Magnificent editing from Sara Corrigan keeps the audience on its toes. We jump through time in a single pan of the camera. Bravo to the choreography in these particular scenes. Makeup and costumes from both eras are fantastic. The dialogue is so quippy. It’s fun, heartfelt, and surprisingly deep.
The cast’s chemistry is spectacular. Michael Urie is Jamie, Larry’s fiance. He’s the most down-to-earth of the bunch, with the better part of his screen time in sequences over the phone. Urie can do no wrong in my book. Veanne Cox is Sylvia. Her performance is frightening and downright brilliant. I would watch a stand-alone film on her character.
Noah J. Ricketts is Kevin, the dimmest bulb in the group. His relentlessly horny energy is a fun addition. Opposites attract in this friend group. Troy Iwata is Reggie, the type A of the group. Reggie’s meticulously planned itinerary gets wrecked with the appearance of the very straight Harrison. Iwata’s annoyed bitchy attitude (and rightfully so) made me love him even more.

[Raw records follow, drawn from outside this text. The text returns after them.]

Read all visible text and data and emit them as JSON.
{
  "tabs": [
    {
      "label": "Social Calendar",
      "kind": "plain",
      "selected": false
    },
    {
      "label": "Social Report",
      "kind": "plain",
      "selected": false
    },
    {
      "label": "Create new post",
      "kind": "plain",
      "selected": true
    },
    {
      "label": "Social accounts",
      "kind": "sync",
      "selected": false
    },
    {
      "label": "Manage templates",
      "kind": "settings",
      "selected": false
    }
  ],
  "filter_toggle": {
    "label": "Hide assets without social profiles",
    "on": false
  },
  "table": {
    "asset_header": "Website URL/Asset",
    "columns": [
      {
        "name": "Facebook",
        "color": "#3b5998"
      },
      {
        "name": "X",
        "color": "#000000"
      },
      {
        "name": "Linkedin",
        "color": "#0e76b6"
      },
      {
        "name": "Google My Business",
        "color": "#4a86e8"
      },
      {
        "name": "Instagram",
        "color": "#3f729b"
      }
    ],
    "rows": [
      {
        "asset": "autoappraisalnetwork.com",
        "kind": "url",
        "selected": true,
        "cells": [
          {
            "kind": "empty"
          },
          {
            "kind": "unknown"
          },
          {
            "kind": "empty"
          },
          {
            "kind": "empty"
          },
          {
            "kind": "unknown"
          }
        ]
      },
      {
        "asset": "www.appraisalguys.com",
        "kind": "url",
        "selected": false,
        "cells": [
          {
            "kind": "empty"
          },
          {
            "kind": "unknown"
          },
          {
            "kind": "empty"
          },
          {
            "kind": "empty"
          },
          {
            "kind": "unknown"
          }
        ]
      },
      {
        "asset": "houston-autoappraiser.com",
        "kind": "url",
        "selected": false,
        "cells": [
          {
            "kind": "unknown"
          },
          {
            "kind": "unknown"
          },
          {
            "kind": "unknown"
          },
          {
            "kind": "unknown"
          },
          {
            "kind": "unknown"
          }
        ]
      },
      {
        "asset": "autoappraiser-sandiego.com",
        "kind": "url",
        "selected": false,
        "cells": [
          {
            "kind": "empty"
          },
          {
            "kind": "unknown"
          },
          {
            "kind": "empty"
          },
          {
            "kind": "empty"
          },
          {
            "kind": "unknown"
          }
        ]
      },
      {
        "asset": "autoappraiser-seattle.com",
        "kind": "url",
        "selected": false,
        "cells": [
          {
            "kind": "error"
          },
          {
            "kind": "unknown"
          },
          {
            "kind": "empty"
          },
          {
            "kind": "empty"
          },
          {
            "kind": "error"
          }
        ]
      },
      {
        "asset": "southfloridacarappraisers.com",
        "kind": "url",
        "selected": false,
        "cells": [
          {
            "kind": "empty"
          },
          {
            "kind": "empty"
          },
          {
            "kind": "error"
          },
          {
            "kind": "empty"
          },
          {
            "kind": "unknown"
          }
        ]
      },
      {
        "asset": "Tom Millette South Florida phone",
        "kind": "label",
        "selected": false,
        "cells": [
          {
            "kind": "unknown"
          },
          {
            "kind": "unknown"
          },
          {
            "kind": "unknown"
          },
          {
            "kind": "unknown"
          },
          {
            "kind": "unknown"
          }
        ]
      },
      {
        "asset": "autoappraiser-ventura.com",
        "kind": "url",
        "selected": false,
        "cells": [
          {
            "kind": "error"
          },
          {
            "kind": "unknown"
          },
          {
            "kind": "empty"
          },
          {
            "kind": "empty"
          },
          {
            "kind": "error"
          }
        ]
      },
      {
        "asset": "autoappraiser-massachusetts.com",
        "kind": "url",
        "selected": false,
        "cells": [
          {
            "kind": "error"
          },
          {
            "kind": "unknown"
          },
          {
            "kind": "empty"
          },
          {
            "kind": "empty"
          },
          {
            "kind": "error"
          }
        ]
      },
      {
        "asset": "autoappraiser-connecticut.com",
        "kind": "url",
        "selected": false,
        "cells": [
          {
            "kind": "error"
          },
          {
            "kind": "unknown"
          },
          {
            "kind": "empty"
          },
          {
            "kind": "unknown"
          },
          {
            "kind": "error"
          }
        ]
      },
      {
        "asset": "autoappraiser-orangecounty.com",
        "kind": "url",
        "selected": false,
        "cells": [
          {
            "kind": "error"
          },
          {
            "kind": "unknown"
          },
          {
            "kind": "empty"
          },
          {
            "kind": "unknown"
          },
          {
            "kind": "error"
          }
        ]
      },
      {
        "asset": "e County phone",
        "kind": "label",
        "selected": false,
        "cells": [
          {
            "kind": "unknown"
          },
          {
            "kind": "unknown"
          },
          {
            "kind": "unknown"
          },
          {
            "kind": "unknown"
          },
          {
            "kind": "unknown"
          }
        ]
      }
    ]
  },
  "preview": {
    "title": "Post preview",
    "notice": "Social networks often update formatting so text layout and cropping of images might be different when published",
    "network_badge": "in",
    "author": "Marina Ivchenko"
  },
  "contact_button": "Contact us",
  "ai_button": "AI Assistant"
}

Nicholas Logan plays Harrison. His overtly masculine energy, physical discomfort, and aggressive nature are a perfect foil for our four friends. His aura forces the audience to take stock of microaggressions and outright bigotry. Logan handles the distasteful behavior like a champ, and Harrison’s arch is a nuanced breath of fresh air.
Frankie Grande as Nico and Travis Coles as Larry are hysterical. Grande’s every beat is delicious. I found my eye seeking him in each frame, and he did not disappoint. He fills every possible moment with specificity, I guffawed. Coles brings mother energy and fierceness like no other. I wanted to have drinks and karaoke with him immediately. I am requesting a Grande-Coles buddy comedy asap.
SUMMONING SYLVIA is one of the funniest queer films of the year. As a theatre girl, I was in my element. I knew these characters. The film’s climax has a dual purpose that beautifully mirrors life and the afterlife. The finale is celebratory. Do not miss this hell of a good time.